There are many sound bites out there that are interesting only in a general way. One of the more famous of this sort is Neil Armstrong's "That is one small step for man, one giant leap for mankind." These just capture a famous situation without suggesting any hidden agendas. Famous sound bites, are memorable sentences or phrases that stay with us and help define an event, an issue, or even a period in history. The more interesting ones mask with their pithy brevity, a whole host of hidden issues.
In journalism, sound bites are used to catch the attention of the audience, and summarize or characterize the story in brief, avoiding the need to provide the kind of details that an audience will never have the patience to hear. Media audiences have a notoriously short attention span.

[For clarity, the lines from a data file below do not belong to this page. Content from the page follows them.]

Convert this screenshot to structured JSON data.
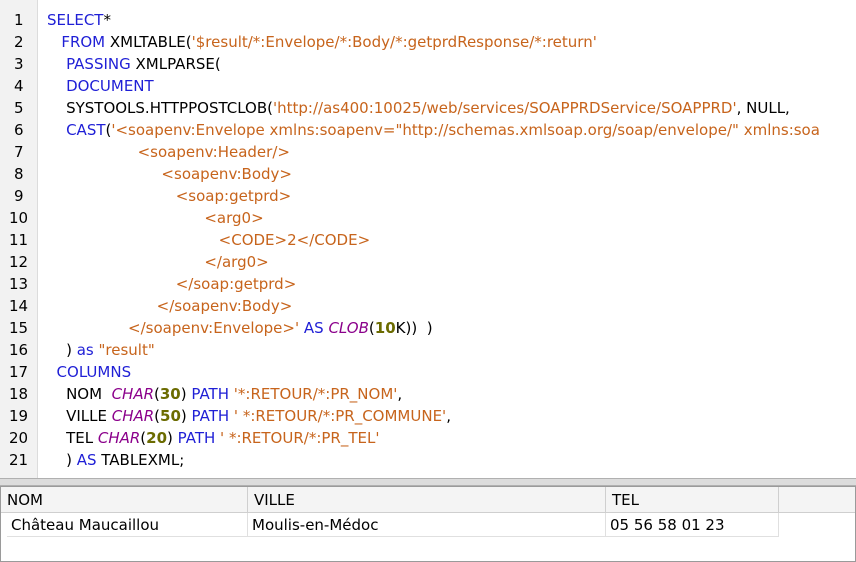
{
  "editor": {
    "line_numbers": [
      "1",
      "2",
      "3",
      "4",
      "5",
      "6",
      "7",
      "8",
      "9",
      "10",
      "11",
      "12",
      "13",
      "14",
      "15",
      "16",
      "17",
      "18",
      "19",
      "20",
      "21"
    ],
    "lines": [
      [
        {
          "t": "SELECT",
          "c": "kw"
        },
        {
          "t": "*",
          "c": "pl"
        }
      ],
      [
        {
          "t": "   ",
          "c": "pl"
        },
        {
          "t": "FROM",
          "c": "kw"
        },
        {
          "t": " XMLTABLE(",
          "c": "pl"
        },
        {
          "t": "'$result/*:Envelope/*:Body/*:getprdResponse/*:return'",
          "c": "str"
        }
      ],
      [
        {
          "t": "    ",
          "c": "pl"
        },
        {
          "t": "PASSING",
          "c": "kw"
        },
        {
          "t": " XMLPARSE(",
          "c": "pl"
        }
      ],
      [
        {
          "t": "    ",
          "c": "pl"
        },
        {
          "t": "DOCUMENT",
          "c": "kw"
        }
      ],
      [
        {
          "t": "    SYSTOOLS.HTTPPOSTCLOB(",
          "c": "pl"
        },
        {
          "t": "'http://as400:10025/web/services/SOAPPRDService/SOAPPRD'",
          "c": "str"
        },
        {
          "t": ", NULL,",
          "c": "pl"
        }
      ],
      [
        {
          "t": "    ",
          "c": "pl"
        },
        {
          "t": "CAST",
          "c": "kw"
        },
        {
          "t": "(",
          "c": "pl"
        },
        {
          "t": "'<soapenv:Envelope xmlns:soapenv=\"http://schemas.xmlsoap.org/soap/envelope/\" xmlns:soa",
          "c": "str"
        }
      ],
      [
        {
          "t": "                   <soapenv:Header/>",
          "c": "str"
        }
      ],
      [
        {
          "t": "                        <soapenv:Body>",
          "c": "str"
        }
      ],
      [
        {
          "t": "                           <soap:getprd>",
          "c": "str"
        }
      ],
      [
        {
          "t": "                                 <arg0>",
          "c": "str"
        }
      ],
      [
        {
          "t": "                                    <CODE>2</CODE>",
          "c": "str"
        }
      ],
      [
        {
          "t": "                                 </arg0>",
          "c": "str"
        }
      ],
      [
        {
          "t": "                           </soap:getprd>",
          "c": "str"
        }
      ],
      [
        {
          "t": "                       </soapenv:Body>",
          "c": "str"
        }
      ],
      [
        {
          "t": "                 </soapenv:Envelope>'",
          "c": "str"
        },
        {
          "t": " AS ",
          "c": "kw"
        },
        {
          "t": "CLOB",
          "c": "typ"
        },
        {
          "t": "(",
          "c": "pl"
        },
        {
          "t": "10",
          "c": "num"
        },
        {
          "t": "K))  )",
          "c": "pl"
        }
      ],
      [
        {
          "t": "    ) ",
          "c": "pl"
        },
        {
          "t": "as",
          "c": "kw"
        },
        {
          "t": " ",
          "c": "pl"
        },
        {
          "t": "\"result\"",
          "c": "str"
        }
      ],
      [
        {
          "t": "  ",
          "c": "pl"
        },
        {
          "t": "COLUMNS",
          "c": "kw"
        }
      ],
      [
        {
          "t": "    NOM  ",
          "c": "pl"
        },
        {
          "t": "CHAR",
          "c": "typ"
        },
        {
          "t": "(",
          "c": "pl"
        },
        {
          "t": "30",
          "c": "num"
        },
        {
          "t": ") ",
          "c": "pl"
        },
        {
          "t": "PATH",
          "c": "kw"
        },
        {
          "t": " ",
          "c": "pl"
        },
        {
          "t": "'*:RETOUR/*:PR_NOM'",
          "c": "str"
        },
        {
          "t": ",",
          "c": "pl"
        }
      ],
      [
        {
          "t": "    VILLE ",
          "c": "pl"
        },
        {
          "t": "CHAR",
          "c": "typ"
        },
        {
          "t": "(",
          "c": "pl"
        },
        {
          "t": "50",
          "c": "num"
        },
        {
          "t": ") ",
          "c": "pl"
        },
        {
          "t": "PATH",
          "c": "kw"
        },
        {
          "t": " ",
          "c": "pl"
        },
        {
          "t": "' *:RETOUR/*:PR_COMMUNE'",
          "c": "str"
        },
        {
          "t": ",",
          "c": "pl"
        }
      ],
      [
        {
          "t": "    TEL ",
          "c": "pl"
        },
        {
          "t": "CHAR",
          "c": "typ"
        },
        {
          "t": "(",
          "c": "pl"
        },
        {
          "t": "20",
          "c": "num"
        },
        {
          "t": ") ",
          "c": "pl"
        },
        {
          "t": "PATH",
          "c": "kw"
        },
        {
          "t": " ",
          "c": "pl"
        },
        {
          "t": "' *:RETOUR/*:PR_TEL'",
          "c": "str"
        }
      ],
      [
        {
          "t": "    ) ",
          "c": "pl"
        },
        {
          "t": "AS",
          "c": "kw"
        },
        {
          "t": " TABLEXML;",
          "c": "pl"
        }
      ]
    ]
  },
  "results": {
    "columns": [
      "NOM",
      "VILLE",
      "TEL"
    ],
    "rows": [
      [
        "Château Maucaillou",
        "Moulis-en-Médoc",
        "05 56 58 01 23"
      ]
    ]
  },
  "colors": {
    "keyword": "#1f1fd6",
    "string": "#c7641c",
    "type": "#8b008b",
    "number": "#6b6b00"
  }
}
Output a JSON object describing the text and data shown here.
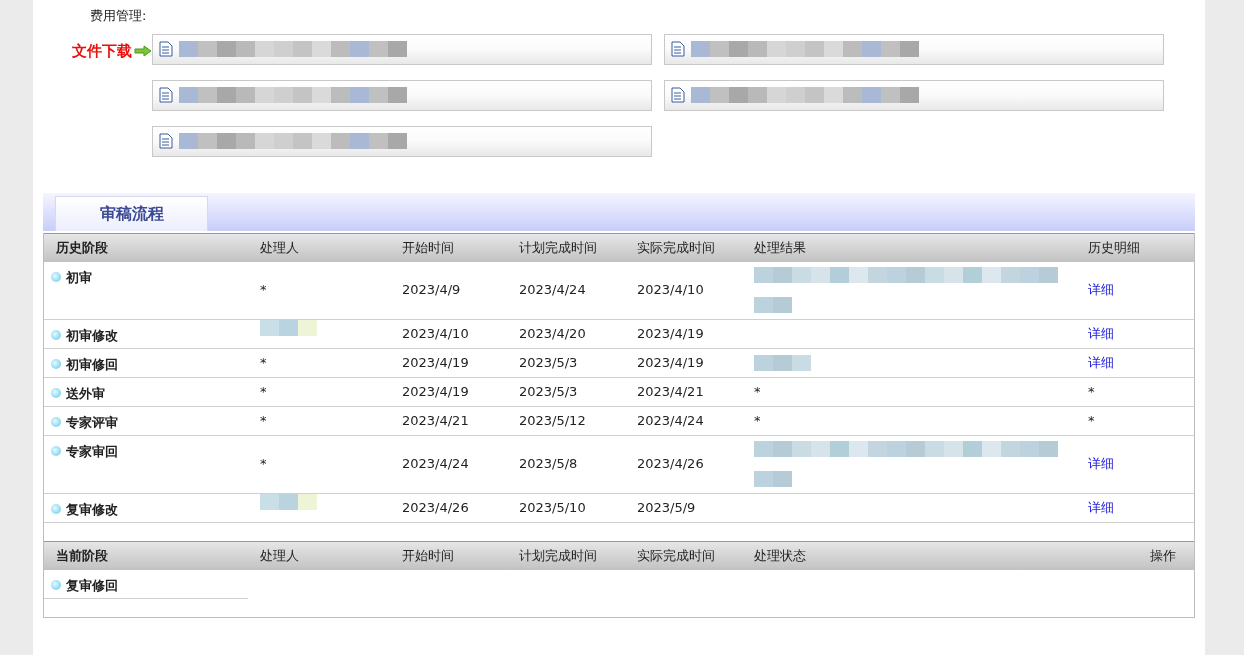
{
  "section_label": "费用管理:",
  "download": {
    "label": "文件下载",
    "files": [
      {
        "blurred": true
      },
      {
        "blurred": true
      },
      {
        "blurred": true
      },
      {
        "blurred": true
      },
      {
        "blurred": true
      }
    ]
  },
  "tabs": [
    {
      "label": "审稿流程",
      "selected": true
    }
  ],
  "history": {
    "columns": [
      "历史阶段",
      "处理人",
      "开始时间",
      "计划完成时间",
      "实际完成时间",
      "处理结果",
      "历史明细"
    ],
    "rows": [
      {
        "stage": "初审",
        "handler": "*",
        "start": "2023/4/9",
        "planned": "2023/4/24",
        "actual": "2023/4/10",
        "result_blurred": true,
        "result_wraps": true,
        "detail": "详细",
        "detail_link": true
      },
      {
        "stage": "初审修改",
        "handler_blurred": true,
        "start": "2023/4/10",
        "planned": "2023/4/20",
        "actual": "2023/4/19",
        "detail": "详细",
        "detail_link": true
      },
      {
        "stage": "初审修回",
        "handler": "*",
        "start": "2023/4/19",
        "planned": "2023/5/3",
        "actual": "2023/4/19",
        "result_blurred": true,
        "result_wraps": false,
        "detail": "详细",
        "detail_link": true
      },
      {
        "stage": "送外审",
        "handler": "*",
        "start": "2023/4/19",
        "planned": "2023/5/3",
        "actual": "2023/4/21",
        "result": "*",
        "detail": "*",
        "detail_link": false
      },
      {
        "stage": "专家评审",
        "handler": "*",
        "start": "2023/4/21",
        "planned": "2023/5/12",
        "actual": "2023/4/24",
        "result": "*",
        "detail": "*",
        "detail_link": false
      },
      {
        "stage": "专家审回",
        "handler": "*",
        "start": "2023/4/24",
        "planned": "2023/5/8",
        "actual": "2023/4/26",
        "result_blurred": true,
        "result_wraps": true,
        "detail": "详细",
        "detail_link": true
      },
      {
        "stage": "复审修改",
        "handler_blurred": true,
        "start": "2023/4/26",
        "planned": "2023/5/10",
        "actual": "2023/5/9",
        "detail": "详细",
        "detail_link": true
      }
    ]
  },
  "current": {
    "columns": [
      "当前阶段",
      "处理人",
      "开始时间",
      "计划完成时间",
      "实际完成时间",
      "处理状态",
      "操作"
    ],
    "rows": [
      {
        "stage": "复审修回"
      }
    ]
  }
}
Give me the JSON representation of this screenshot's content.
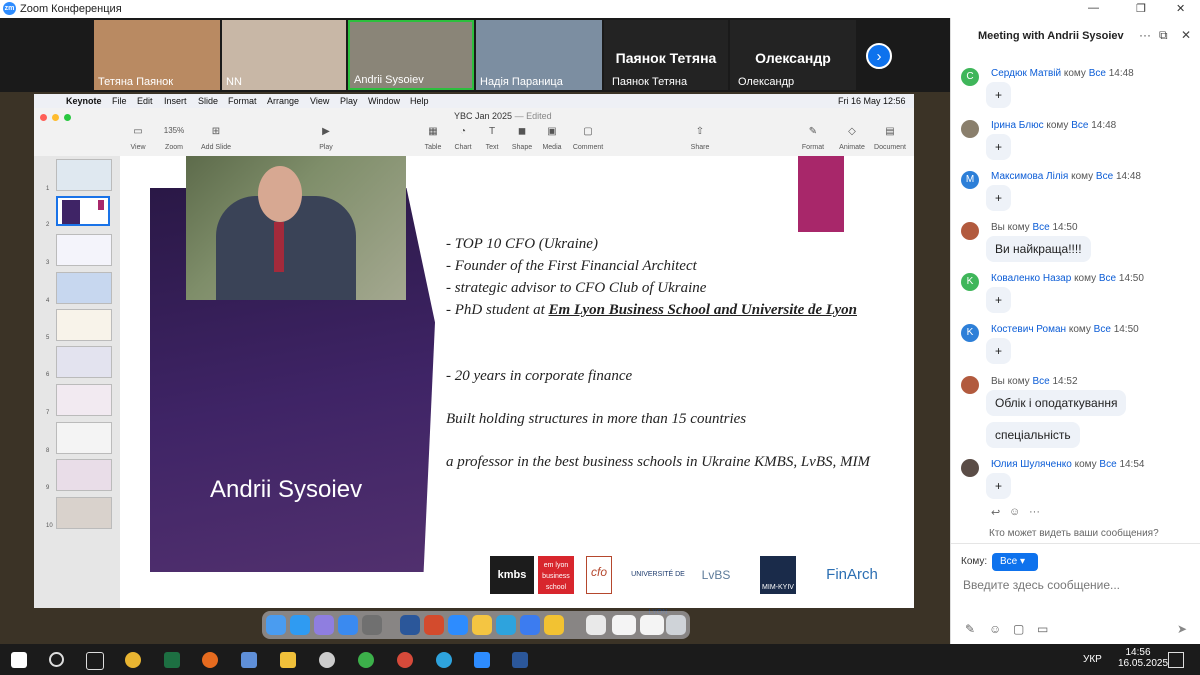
{
  "window": {
    "title": "Zoom Конференция",
    "logo": "zm"
  },
  "gallery": {
    "participants": [
      {
        "name": "Тетяна Паянок",
        "color": "#b98a62"
      },
      {
        "name": "NN",
        "color": "#c8b7a6"
      },
      {
        "name": "Andrii Sysoiev",
        "color": "#8a8578"
      },
      {
        "name": "Надія Параница",
        "color": "#7c8ea1"
      }
    ],
    "name_tiles": [
      {
        "big": "Паянок Тетяна",
        "small": "Паянок Тетяна"
      },
      {
        "big": "Олександр",
        "small": "Олександр"
      }
    ],
    "next_glyph": "›"
  },
  "mac_menu": {
    "items": [
      "Keynote",
      "File",
      "Edit",
      "Insert",
      "Slide",
      "Format",
      "Arrange",
      "View",
      "Play",
      "Window",
      "Help"
    ],
    "clock": "Fri 16 May  12:56"
  },
  "keynote": {
    "doc_title": "YBC Jan 2025",
    "doc_state": "— Edited",
    "zoom": "135%",
    "toolbar": [
      "View",
      "Zoom",
      "Add Slide",
      "Play",
      "Table",
      "Chart",
      "Text",
      "Shape",
      "Media",
      "Comment",
      "Share",
      "Format",
      "Animate",
      "Document"
    ],
    "thumb_numbers": [
      "1",
      "2",
      "3",
      "4",
      "5",
      "6",
      "7",
      "8",
      "9",
      "10"
    ]
  },
  "slide": {
    "presenter_name": "Andrii Sysoiev",
    "bullets": [
      "- TOP 10 CFO  (Ukraine)",
      "- Founder of the First Financial Architect",
      "- strategic advisor to CFO Club of Ukraine",
      "- PhD student at ",
      "- 20 years in corporate finance",
      "Built holding structures in more than 15 countries",
      "a professor in the best business schools in Ukraine KMBS, LvBS, MIM"
    ],
    "phd_school": "Em Lyon Business School and Universite de Lyon",
    "logos": [
      "kmbs",
      "em lyon business school",
      "cfo",
      "UNIVERSITÉ DE LYON",
      "LvBS",
      "MIM-KYIV",
      "FinArch"
    ]
  },
  "chat": {
    "title": "Meeting with Andrii Sysoiev",
    "messages": [
      {
        "sender": "Сердюк Матвій",
        "to": "Все",
        "time": "14:48",
        "text": "+",
        "initial": "C",
        "color": "#3fb65a"
      },
      {
        "sender": "Ірина Блюс",
        "to": "Все",
        "time": "14:48",
        "text": "+",
        "initial": "",
        "color": "#8a7f6c"
      },
      {
        "sender": "Максимова Лілія",
        "to": "Все",
        "time": "14:48",
        "text": "+",
        "initial": "M",
        "color": "#2d7fd8"
      },
      {
        "sender": "Вы",
        "to": "Все",
        "time": "14:50",
        "text": "Ви найкраща!!!!",
        "initial": "",
        "color": "#b25a3e"
      },
      {
        "sender": "Коваленко Назар",
        "to": "Все",
        "time": "14:50",
        "text": "+",
        "initial": "K",
        "color": "#3fb65a"
      },
      {
        "sender": "Костевич Роман",
        "to": "Все",
        "time": "14:50",
        "text": "+",
        "initial": "K",
        "color": "#2d7fd8"
      },
      {
        "sender": "Вы",
        "to": "Все",
        "time": "14:52",
        "text": "Облік і оподаткування",
        "text2": "спеціальність",
        "initial": "",
        "color": "#b25a3e"
      },
      {
        "sender": "Юлия Шуляченко",
        "to": "Все",
        "time": "14:54",
        "text": "+",
        "initial": "",
        "color": "#5a4c46"
      }
    ],
    "kom_word": "кому",
    "visibility": "Кто может видеть ваши сообщения?",
    "recipient_label": "Кому:",
    "recipient": "Все",
    "input_placeholder": "Введите здесь сообщение..."
  },
  "taskbar": {
    "time": "14:56",
    "date": "16.05.2025",
    "lang": "УКР"
  }
}
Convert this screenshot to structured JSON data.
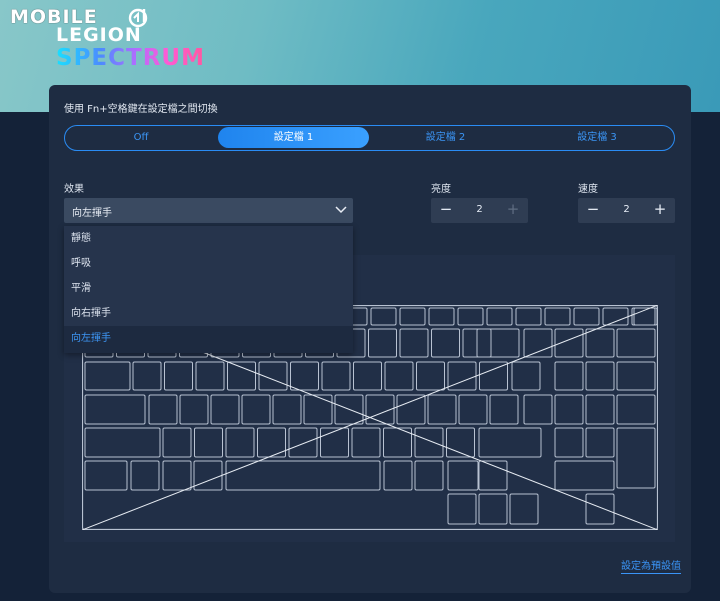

In both print and broadcast journalism, sound bites are conventionally accompanied with commentary from the journalist to create the news story. A balanced news story should contain sound bites representing both sides of the debate. But the more common technique these days, however, is biased reporting. A short catchy snippet is selected for its sensational character, and is used to promote the point of view of one individual or group over another.